Input data:

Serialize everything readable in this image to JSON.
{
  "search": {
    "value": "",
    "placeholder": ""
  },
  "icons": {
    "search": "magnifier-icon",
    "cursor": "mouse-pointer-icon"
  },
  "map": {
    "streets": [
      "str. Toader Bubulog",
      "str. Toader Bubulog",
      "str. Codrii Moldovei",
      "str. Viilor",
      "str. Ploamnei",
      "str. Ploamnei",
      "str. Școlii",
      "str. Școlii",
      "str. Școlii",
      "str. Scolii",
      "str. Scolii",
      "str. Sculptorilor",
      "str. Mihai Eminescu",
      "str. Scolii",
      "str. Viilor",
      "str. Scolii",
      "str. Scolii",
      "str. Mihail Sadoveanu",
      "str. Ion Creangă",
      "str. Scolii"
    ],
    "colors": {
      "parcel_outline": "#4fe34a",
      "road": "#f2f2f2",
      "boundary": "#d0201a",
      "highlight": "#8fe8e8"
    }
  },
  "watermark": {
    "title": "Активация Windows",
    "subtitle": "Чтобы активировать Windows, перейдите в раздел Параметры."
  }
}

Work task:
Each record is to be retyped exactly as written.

Solution to the problem:
Serialize everything readable in this image to JSON.
{
  "search": {
    "value": "",
    "placeholder": ""
  },
  "icons": {
    "search": "magnifier-icon",
    "cursor": "mouse-pointer-icon"
  },
  "map": {
    "streets": [
      "str. Toader Bubulog",
      "str. Toader Bubulog",
      "str. Codrii Moldovei",
      "str. Viilor",
      "str. Ploamnei",
      "str. Ploamnei",
      "str. Școlii",
      "str. Școlii",
      "str. Școlii",
      "str. Scolii",
      "str. Scolii",
      "str. Sculptorilor",
      "str. Mihai Eminescu",
      "str. Scolii",
      "str. Viilor",
      "str. Scolii",
      "str. Scolii",
      "str. Mihail Sadoveanu",
      "str. Ion Creangă",
      "str. Scolii"
    ],
    "colors": {
      "parcel_outline": "#4fe34a",
      "road": "#f2f2f2",
      "boundary": "#d0201a",
      "highlight": "#8fe8e8"
    }
  },
  "watermark": {
    "title": "Активация Windows",
    "subtitle": "Чтобы активировать Windows, перейдите в раздел Параметры."
  }
}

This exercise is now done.